--- Extracted information Enclosed Below ---

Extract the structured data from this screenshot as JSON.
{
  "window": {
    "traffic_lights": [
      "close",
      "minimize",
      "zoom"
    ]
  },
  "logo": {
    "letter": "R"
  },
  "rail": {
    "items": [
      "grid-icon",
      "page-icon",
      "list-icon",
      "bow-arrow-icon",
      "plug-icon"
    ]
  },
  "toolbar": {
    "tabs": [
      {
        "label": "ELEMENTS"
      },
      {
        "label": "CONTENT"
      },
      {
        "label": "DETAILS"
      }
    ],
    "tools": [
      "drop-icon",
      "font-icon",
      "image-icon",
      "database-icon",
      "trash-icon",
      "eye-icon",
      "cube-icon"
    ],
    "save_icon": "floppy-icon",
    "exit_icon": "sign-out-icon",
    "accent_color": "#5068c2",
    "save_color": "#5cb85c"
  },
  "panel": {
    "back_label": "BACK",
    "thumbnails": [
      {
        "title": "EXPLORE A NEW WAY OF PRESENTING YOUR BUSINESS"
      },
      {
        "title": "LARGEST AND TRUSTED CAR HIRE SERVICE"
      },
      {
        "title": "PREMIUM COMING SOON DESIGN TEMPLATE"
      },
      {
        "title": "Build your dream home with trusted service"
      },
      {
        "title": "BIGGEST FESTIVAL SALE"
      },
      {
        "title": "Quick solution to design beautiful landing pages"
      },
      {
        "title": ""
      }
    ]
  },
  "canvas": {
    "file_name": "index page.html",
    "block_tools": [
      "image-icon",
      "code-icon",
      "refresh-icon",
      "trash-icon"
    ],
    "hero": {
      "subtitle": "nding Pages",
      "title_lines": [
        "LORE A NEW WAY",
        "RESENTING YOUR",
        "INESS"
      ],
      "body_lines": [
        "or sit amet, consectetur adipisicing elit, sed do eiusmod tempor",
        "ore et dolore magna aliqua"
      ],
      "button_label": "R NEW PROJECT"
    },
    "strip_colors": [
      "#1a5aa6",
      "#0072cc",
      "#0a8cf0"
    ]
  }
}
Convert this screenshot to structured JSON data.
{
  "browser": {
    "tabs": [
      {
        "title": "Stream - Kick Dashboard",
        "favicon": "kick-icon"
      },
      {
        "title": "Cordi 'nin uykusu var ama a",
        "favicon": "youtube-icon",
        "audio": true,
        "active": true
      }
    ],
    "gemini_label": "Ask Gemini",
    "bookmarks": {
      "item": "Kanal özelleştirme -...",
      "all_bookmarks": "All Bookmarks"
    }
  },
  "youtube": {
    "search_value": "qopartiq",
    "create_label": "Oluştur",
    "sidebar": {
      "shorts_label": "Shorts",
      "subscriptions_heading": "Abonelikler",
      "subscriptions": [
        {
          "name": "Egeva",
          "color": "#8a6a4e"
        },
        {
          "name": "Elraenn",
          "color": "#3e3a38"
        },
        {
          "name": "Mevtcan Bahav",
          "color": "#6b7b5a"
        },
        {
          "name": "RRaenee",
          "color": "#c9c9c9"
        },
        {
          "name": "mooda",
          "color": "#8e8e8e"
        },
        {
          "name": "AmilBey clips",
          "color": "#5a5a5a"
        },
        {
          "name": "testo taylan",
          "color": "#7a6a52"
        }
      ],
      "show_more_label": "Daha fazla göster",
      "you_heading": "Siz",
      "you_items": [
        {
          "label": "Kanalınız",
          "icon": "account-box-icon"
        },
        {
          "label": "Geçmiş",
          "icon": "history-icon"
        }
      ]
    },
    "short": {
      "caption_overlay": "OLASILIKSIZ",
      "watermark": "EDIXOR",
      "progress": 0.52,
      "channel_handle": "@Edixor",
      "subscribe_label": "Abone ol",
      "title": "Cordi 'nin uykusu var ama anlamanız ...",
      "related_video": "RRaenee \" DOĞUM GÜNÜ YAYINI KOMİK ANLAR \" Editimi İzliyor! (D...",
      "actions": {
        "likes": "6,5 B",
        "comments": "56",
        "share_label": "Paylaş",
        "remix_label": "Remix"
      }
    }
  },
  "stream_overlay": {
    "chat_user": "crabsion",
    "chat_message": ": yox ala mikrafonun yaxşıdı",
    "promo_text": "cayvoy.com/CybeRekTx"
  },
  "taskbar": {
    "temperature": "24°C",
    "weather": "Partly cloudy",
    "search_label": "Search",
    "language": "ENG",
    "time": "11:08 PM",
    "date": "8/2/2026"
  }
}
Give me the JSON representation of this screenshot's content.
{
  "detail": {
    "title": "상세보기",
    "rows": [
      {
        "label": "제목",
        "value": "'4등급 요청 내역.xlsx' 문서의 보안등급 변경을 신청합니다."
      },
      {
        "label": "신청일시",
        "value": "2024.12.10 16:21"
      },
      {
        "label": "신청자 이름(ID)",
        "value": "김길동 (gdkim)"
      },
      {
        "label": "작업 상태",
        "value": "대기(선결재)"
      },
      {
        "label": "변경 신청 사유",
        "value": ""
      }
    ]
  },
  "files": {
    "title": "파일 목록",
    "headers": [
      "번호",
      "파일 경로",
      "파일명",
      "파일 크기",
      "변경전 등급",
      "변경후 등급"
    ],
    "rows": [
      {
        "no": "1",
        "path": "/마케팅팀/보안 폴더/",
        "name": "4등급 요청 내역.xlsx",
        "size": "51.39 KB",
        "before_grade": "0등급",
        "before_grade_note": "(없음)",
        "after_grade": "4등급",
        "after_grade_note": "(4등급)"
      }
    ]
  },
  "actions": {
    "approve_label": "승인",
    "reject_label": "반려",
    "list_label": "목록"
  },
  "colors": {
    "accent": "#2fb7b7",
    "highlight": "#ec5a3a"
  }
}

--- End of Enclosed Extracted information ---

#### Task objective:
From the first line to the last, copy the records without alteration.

#### Answer to this task:
Extract the structured data from this screenshot as JSON.
{
  "window": {
    "traffic_lights": [
      "close",
      "minimize",
      "zoom"
    ]
  },
  "logo": {
    "letter": "R"
  },
  "rail": {
    "items": [
      "grid-icon",
      "page-icon",
      "list-icon",
      "bow-arrow-icon",
      "plug-icon"
    ]
  },
  "toolbar": {
    "tabs": [
      {
        "label": "ELEMENTS"
      },
      {
        "label": "CONTENT"
      },
      {
        "label": "DETAILS"
      }
    ],
    "tools": [
      "drop-icon",
      "font-icon",
      "image-icon",
      "database-icon",
      "trash-icon",
      "eye-icon",
      "cube-icon"
    ],
    "save_icon": "floppy-icon",
    "exit_icon": "sign-out-icon",
    "accent_color": "#5068c2",
    "save_color": "#5cb85c"
  },
  "panel": {
    "back_label": "BACK",
    "thumbnails": [
      {
        "title": "EXPLORE A NEW WAY OF PRESENTING YOUR BUSINESS"
      },
      {
        "title": "LARGEST AND TRUSTED CAR HIRE SERVICE"
      },
      {
        "title": "PREMIUM COMING SOON DESIGN TEMPLATE"
      },
      {
        "title": "Build your dream home with trusted service"
      },
      {
        "title": "BIGGEST FESTIVAL SALE"
      },
      {
        "title": "Quick solution to design beautiful landing pages"
      },
      {
        "title": ""
      }
    ]
  },
  "canvas": {
    "file_name": "index page.html",
    "block_tools": [
      "image-icon",
      "code-icon",
      "refresh-icon",
      "trash-icon"
    ],
    "hero": {
      "subtitle": "nding Pages",
      "title_lines": [
        "LORE A NEW WAY",
        "RESENTING YOUR",
        "INESS"
      ],
      "body_lines": [
        "or sit amet, consectetur adipisicing elit, sed do eiusmod tempor",
        "ore et dolore magna aliqua"
      ],
      "button_label": "R NEW PROJECT"
    },
    "strip_colors": [
      "#1a5aa6",
      "#0072cc",
      "#0a8cf0"
    ]
  }
}
Convert this screenshot to structured JSON data.
{
  "browser": {
    "tabs": [
      {
        "title": "Stream - Kick Dashboard",
        "favicon": "kick-icon"
      },
      {
        "title": "Cordi 'nin uykusu var ama a",
        "favicon": "youtube-icon",
        "audio": true,
        "active": true
      }
    ],
    "gemini_label": "Ask Gemini",
    "bookmarks": {
      "item": "Kanal özelleştirme -...",
      "all_bookmarks": "All Bookmarks"
    }
  },
  "youtube": {
    "search_value": "qopartiq",
    "create_label": "Oluştur",
    "sidebar": {
      "shorts_label": "Shorts",
      "subscriptions_heading": "Abonelikler",
      "subscriptions": [
        {
          "name": "Egeva",
          "color": "#8a6a4e"
        },
        {
          "name": "Elraenn",
          "color": "#3e3a38"
        },
        {
          "name": "Mevtcan Bahav",
          "color": "#6b7b5a"
        },
        {
          "name": "RRaenee",
          "color": "#c9c9c9"
        },
        {
          "name": "mooda",
          "color": "#8e8e8e"
        },
        {
          "name": "AmilBey clips",
          "color": "#5a5a5a"
        },
        {
          "name": "testo taylan",
          "color": "#7a6a52"
        }
      ],
      "show_more_label": "Daha fazla göster",
      "you_heading": "Siz",
      "you_items": [
        {
          "label": "Kanalınız",
          "icon": "account-box-icon"
        },
        {
          "label": "Geçmiş",
          "icon": "history-icon"
        }
      ]
    },
    "short": {
      "caption_overlay": "OLASILIKSIZ",
      "watermark": "EDIXOR",
      "progress": 0.52,
      "channel_handle": "@Edixor",
      "subscribe_label": "Abone ol",
      "title": "Cordi 'nin uykusu var ama anlamanız ...",
      "related_video": "RRaenee \" DOĞUM GÜNÜ YAYINI KOMİK ANLAR \" Editimi İzliyor! (D...",
      "actions": {
        "likes": "6,5 B",
        "comments": "56",
        "share_label": "Paylaş",
        "remix_label": "Remix"
      }
    }
  },
  "stream_overlay": {
    "chat_user": "crabsion",
    "chat_message": ": yox ala mikrafonun yaxşıdı",
    "promo_text": "cayvoy.com/CybeRekTx"
  },
  "taskbar": {
    "temperature": "24°C",
    "weather": "Partly cloudy",
    "search_label": "Search",
    "language": "ENG",
    "time": "11:08 PM",
    "date": "8/2/2026"
  }
}
Give me the JSON representation of this screenshot's content.
{
  "detail": {
    "title": "상세보기",
    "rows": [
      {
        "label": "제목",
        "value": "'4등급 요청 내역.xlsx' 문서의 보안등급 변경을 신청합니다."
      },
      {
        "label": "신청일시",
        "value": "2024.12.10 16:21"
      },
      {
        "label": "신청자 이름(ID)",
        "value": "김길동 (gdkim)"
      },
      {
        "label": "작업 상태",
        "value": "대기(선결재)"
      },
      {
        "label": "변경 신청 사유",
        "value": ""
      }
    ]
  },
  "files": {
    "title": "파일 목록",
    "headers": [
      "번호",
      "파일 경로",
      "파일명",
      "파일 크기",
      "변경전 등급",
      "변경후 등급"
    ],
    "rows": [
      {
        "no": "1",
        "path": "/마케팅팀/보안 폴더/",
        "name": "4등급 요청 내역.xlsx",
        "size": "51.39 KB",
        "before_grade": "0등급",
        "before_grade_note": "(없음)",
        "after_grade": "4등급",
        "after_grade_note": "(4등급)"
      }
    ]
  },
  "actions": {
    "approve_label": "승인",
    "reject_label": "반려",
    "list_label": "목록"
  },
  "colors": {
    "accent": "#2fb7b7",
    "highlight": "#ec5a3a"
  }
}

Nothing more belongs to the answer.